Boromir pulled his brother close in a warm embrace. "Do not be afraid!" he exclaimed. "You are more precious to me than any jewel or all the riches of the world, and I will never leave you behind if it is in my power to remain at your side! If my vow will be of any comfort to you, I swear I will not forsake you! Yet no one knows what might happen in the future, and if this dream of yours is a true one, then so be it! Do not let the fear of a possible separation foretold in a dream hold you in its thrall. Our bond as brothers is stronger than fate, and it will hold, even if the Great Sea lies between us!"
Faramir leaned into Boromir's embrace. "Thank you, Brother," he whispered. "Your vow comforts me, though perhaps you should not make such a promise, not knowing what the future holds for you or me. But you are right, I do dread separation from you. Perhaps the dream is only a result of that fear, or perhaps it tells of a future that has yet to unfold. I will try to heed your words, and not let my concern for that possibility rule me." He pulled away, smiling suddenly. "Even so, I do not think I care to see you go out on the water in a boat today!"

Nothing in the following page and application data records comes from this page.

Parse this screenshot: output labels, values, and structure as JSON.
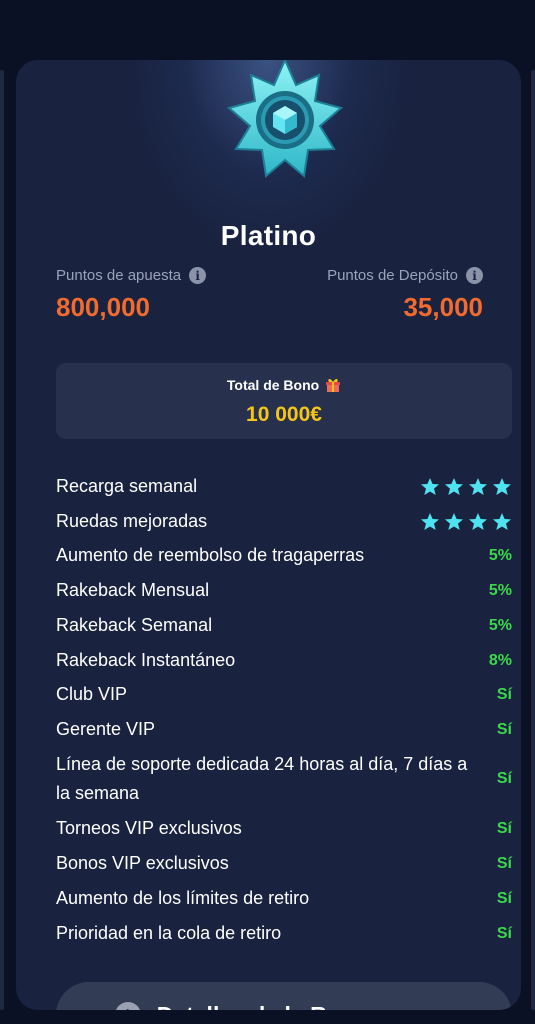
{
  "level": {
    "title": "Platino"
  },
  "points": {
    "bet_label": "Puntos de apuesta",
    "bet_value": "800,000",
    "deposit_label": "Puntos de Depósito",
    "deposit_value": "35,000"
  },
  "bonus": {
    "label": "Total de Bono",
    "value": "10 000€"
  },
  "benefits": [
    {
      "name": "Recarga semanal",
      "value": "",
      "stars": 4
    },
    {
      "name": "Ruedas mejoradas",
      "value": "",
      "stars": 4
    },
    {
      "name": "Aumento de reembolso de tragaperras",
      "value": "5%"
    },
    {
      "name": "Rakeback Mensual",
      "value": "5%"
    },
    {
      "name": "Rakeback Semanal",
      "value": "5%"
    },
    {
      "name": "Rakeback Instantáneo",
      "value": "8%"
    },
    {
      "name": "Club VIP",
      "value": "Sí"
    },
    {
      "name": "Gerente VIP",
      "value": "Sí"
    },
    {
      "name": "Línea de soporte dedicada 24 horas al día, 7 días a la semana",
      "value": "Sí"
    },
    {
      "name": "Torneos VIP exclusivos",
      "value": "Sí"
    },
    {
      "name": "Bonos VIP exclusivos",
      "value": "Sí"
    },
    {
      "name": "Aumento de los límites de retiro",
      "value": "Sí"
    },
    {
      "name": "Prioridad en la cola de retiro",
      "value": "Sí"
    }
  ],
  "details_button": {
    "label": "Detalles de la Recompensa"
  },
  "icons": {
    "info": "info-icon",
    "gift": "gift-icon",
    "star": "star-icon",
    "badge": "platinum-badge-icon"
  },
  "colors": {
    "accent_orange": "#f26a2e",
    "bonus_yellow": "#f5c518",
    "value_green": "#3bd94a",
    "star_cyan": "#4ee3ef"
  }
}
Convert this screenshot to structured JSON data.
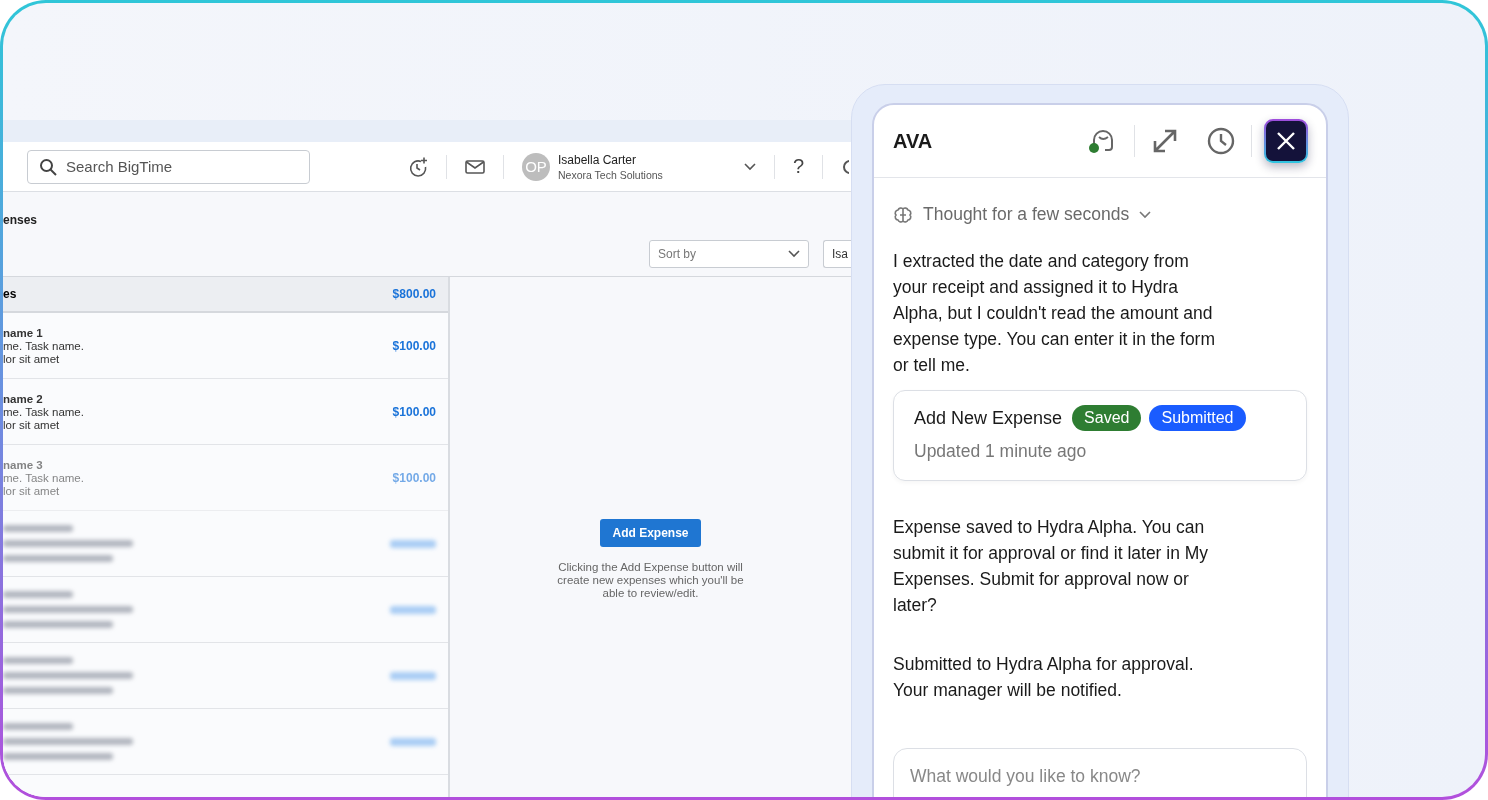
{
  "app": {
    "search": {
      "placeholder": "Search BigTime"
    },
    "user": {
      "initials": "OP",
      "name": "Isabella Carter",
      "company": "Nexora Tech Solutions"
    },
    "help": "?",
    "page_title": "enses",
    "sort": {
      "placeholder": "Sort by"
    },
    "filter_button": "Isa",
    "list": {
      "header": {
        "label": "es",
        "amount": "$800.00"
      },
      "rows": [
        {
          "kind": "text",
          "title": "name 1",
          "line_2": "me. Task name.",
          "line_3": "lor sit amet",
          "amount": "$100.00"
        },
        {
          "kind": "text",
          "title": "name 2",
          "line_2": "me. Task name.",
          "line_3": "lor sit amet",
          "amount": "$100.00"
        },
        {
          "kind": "text",
          "title": "name 3",
          "line_2": "me. Task name.",
          "line_3": "lor sit amet",
          "amount": "$100.00"
        },
        {
          "kind": "blurred"
        },
        {
          "kind": "blurred"
        },
        {
          "kind": "blurred"
        },
        {
          "kind": "blurred"
        }
      ]
    },
    "empty_state": {
      "button": "Add Expense",
      "caption": "Clicking the Add Expense button will create new expenses which you'll be able to review/edit."
    }
  },
  "assistant": {
    "title": "AVA",
    "agent_online": true,
    "thinking": {
      "label": "Thought for a few seconds",
      "expanded": false
    },
    "messages": [
      {
        "kind": "text",
        "text": "I extracted the date and category from your receipt and assigned it to Hydra Alpha, but I couldn't read the amount and expense type. You can enter it in the form or tell me."
      },
      {
        "kind": "card",
        "title": "Add New Expense",
        "badges": [
          {
            "label": "Saved",
            "color": "#2e7d32"
          },
          {
            "label": "Submitted",
            "color": "#1a5cff"
          }
        ],
        "subtitle": "Updated 1 minute ago"
      },
      {
        "kind": "text",
        "text": "Expense saved to Hydra Alpha. You can submit it for approval or find it later in My Expenses. Submit for approval now or later?"
      },
      {
        "kind": "text",
        "text": "Submitted to Hydra Alpha for approval. Your manager will be notified."
      }
    ],
    "input": {
      "placeholder": "What would you like to know?"
    }
  }
}
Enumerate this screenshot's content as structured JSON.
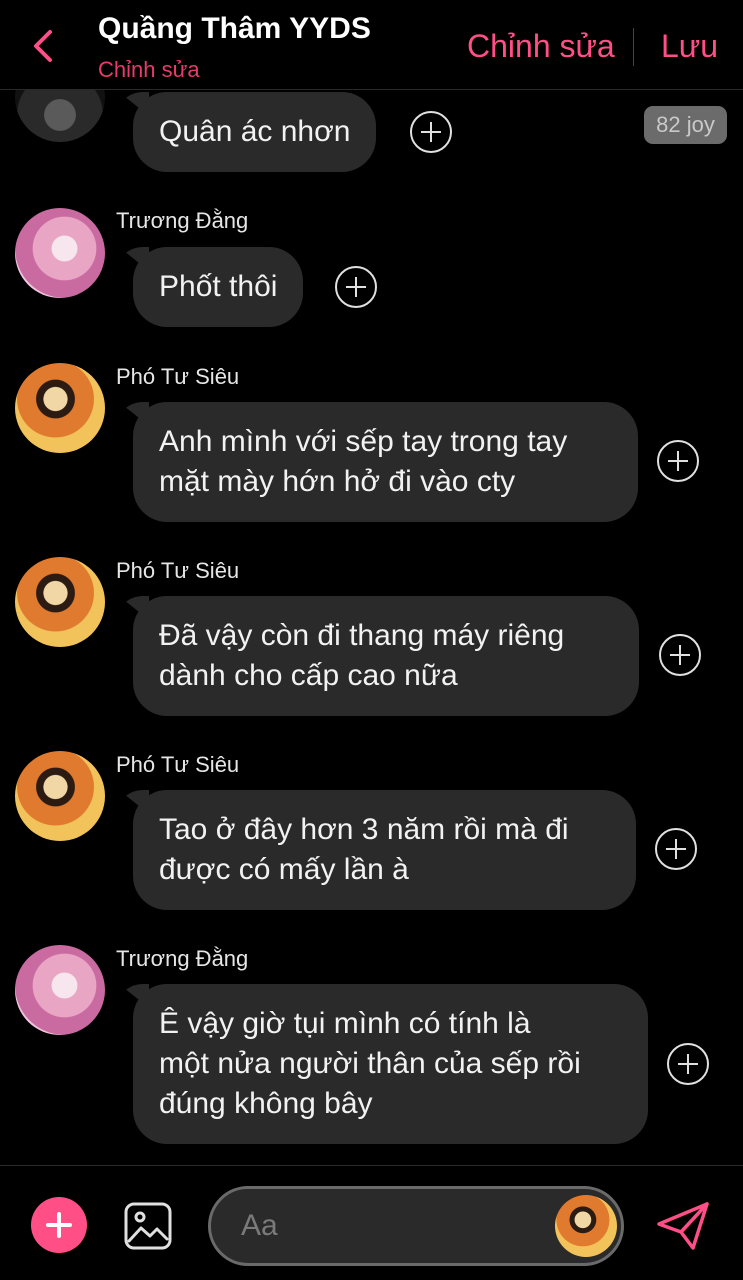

Boromir threw back his head and laughed. "I agree! Somehow, I find that the thought of boats no longer has an appeal for me! Let us forget about boats for this day, then, and do something else together. What say you to a walk on the strand? I want to get close to the water and feel the spray of the waves on my face. I do not need a boat for that!"
Faramir laughed and nodded. "A walk on the strand, it is! Or perhaps a run would be more to your liking? Let us see who reaches the sands first!"
He darted away, and Boromir followed with a grin. Boromir knew better than to believe that the anxiety born of dreams of boats would be so easily laid aside, but it was a beginning.
Perhaps it would not be such a bad thing to be wary of boats in the future, he thought as he raced after his brother. For Faramir's sake....
This is a work of fan fiction, written because the author has an abiding love for the works of J R R Tolkien. The characters, settings, places, and languages used in this work are the property of the Tolkien Estate, Tolkien Enterprises, and possibly New Line Cinema, except for certain original characters who belong to the author of the said work. The author will not receive any money or other remuneration for presenting the work on this archive site. The work is the intellectual property of the author, is available solely for the enjoyment of Henneth Annûn Story Archive readers, and may not be copied or redistributed by any means without the explicit written consent of the author.